Illustrator and cartoonist Michael Cho, whose work has graced covers for Marvel and DC Comics, tackles the search for self-fulfillment in the big city in his brilliant debut graphic novel Shoplifter. His style evokes in equal measure the pop art of Roy Lichtenstein and aesthetics of Silver- and Bronze-Age superhero comics. Cho’s previously published work includes Back Alleys and Urban Landscapes, a collection of sketches depicting Toronto’s cityscape. He created the illustrations for Rabindranath Maharaj’s The Amazing Absorbing Boy and is well known for his offbeat illustrations of superheroes. One of his stories was included in The Best American Comics 2010.
He is joined in conversation by Chip Kidd, four-time Eisner Award-winning designer and author of Batman: Animated, Peanuts: The Art of Charles M. Schultz, and Mythology: The DC Comics Art of Alex Ross. As an editor of graphic novels for Pantheon Books, he has worked with some of the very best talents in the medium, including Chris Ware, Dan Clowes, Art Spiegelman, Charles Burns, and David Mazzucchelli. Kidd is also the recipient of the National Design Award for Communications, the Design industry’s highest honor.
Jewish Community Center of San Francisco
3200 California Street, San Francisco, CA 94118
Harvard Book Store
1256 Massachusetts Ave., Cambridge, MA 02138
Michael Cho appears at Type Books on Wednesday May 23, 2012 from 6pm – 8pm.

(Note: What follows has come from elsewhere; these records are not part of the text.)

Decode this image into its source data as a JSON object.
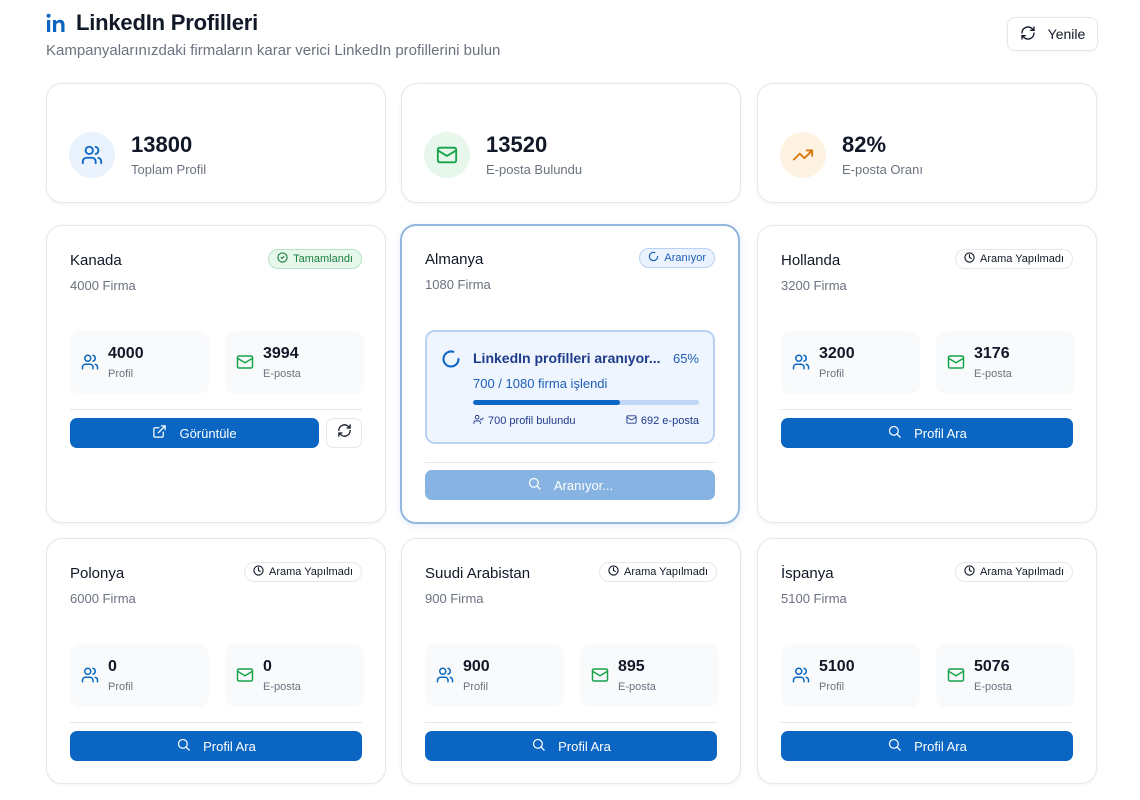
{
  "header": {
    "title": "LinkedIn Profilleri",
    "subtitle": "Kampanyalarınızdaki firmaların karar verici LinkedIn profillerini bulun",
    "refresh_label": "Yenile"
  },
  "stats": [
    {
      "value": "13800",
      "label": "Toplam Profil",
      "icon": "users-icon"
    },
    {
      "value": "13520",
      "label": "E-posta Bulundu",
      "icon": "mail-icon"
    },
    {
      "value": "82%",
      "label": "E-posta Oranı",
      "icon": "trending-up-icon"
    }
  ],
  "colors": {
    "primary": "#0a66c2",
    "success": "#16a34a",
    "warning": "#d97706"
  },
  "countries": [
    {
      "name": "Kanada",
      "firms": "4000 Firma",
      "status": "Tamamlandı",
      "profiles": "4000",
      "profiles_label": "Profil",
      "emails": "3994",
      "emails_label": "E-posta",
      "action": "Görüntüle"
    },
    {
      "name": "Almanya",
      "firms": "1080 Firma",
      "status": "Aranıyor",
      "action": "Aranıyor...",
      "progress": {
        "title": "LinkedIn profilleri aranıyor...",
        "percent_label": "65%",
        "percent": 0.65,
        "processed": "700 / 1080 firma işlendi",
        "found_profiles": "700 profil bulundu",
        "found_emails": "692 e-posta"
      }
    },
    {
      "name": "Hollanda",
      "firms": "3200 Firma",
      "status": "Arama Yapılmadı",
      "profiles": "3200",
      "profiles_label": "Profil",
      "emails": "3176",
      "emails_label": "E-posta",
      "action": "Profil Ara"
    },
    {
      "name": "Polonya",
      "firms": "6000 Firma",
      "status": "Arama Yapılmadı",
      "profiles": "0",
      "profiles_label": "Profil",
      "emails": "0",
      "emails_label": "E-posta",
      "action": "Profil Ara"
    },
    {
      "name": "Suudi Arabistan",
      "firms": "900 Firma",
      "status": "Arama Yapılmadı",
      "profiles": "900",
      "profiles_label": "Profil",
      "emails": "895",
      "emails_label": "E-posta",
      "action": "Profil Ara"
    },
    {
      "name": "İspanya",
      "firms": "5100 Firma",
      "status": "Arama Yapılmadı",
      "profiles": "5100",
      "profiles_label": "Profil",
      "emails": "5076",
      "emails_label": "E-posta",
      "action": "Profil Ara"
    }
  ]
}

After a day-one, sell out debut at TCAF, Michael Cho’s Back Alleys and Urban Landscapes gets its own book launch! The launch also features a small gallery show and sale of roughly a dozen paintings from the book.
Back Alleys and Urban Landscapes shines with lovingly rendered details, from expletive-filled graffiti splayed across backyard fences to the graceful twists of power lines over a bend in the road. Back Alleys and Urban Landscapes meanders through the city, functioning as a sort of caught-on-paper psychogeographical Jane’s Walk. With each season’s change, different color schemes become dominant, and a whole range of moods and moments are articulated. Cho lets the reader visit his city as a virtual flaneur, lingering equally over dilapidated sheds and well-groomed gardens in a dazzling tribute to the urban environs. Back Alley and Urban Landscapes is Cho’s first book and is published by Drawn & Quarterly.
See more of Cho’s work on his website, chodrawings.blogspot.ca.
883 Queen Street West, Toronto, ON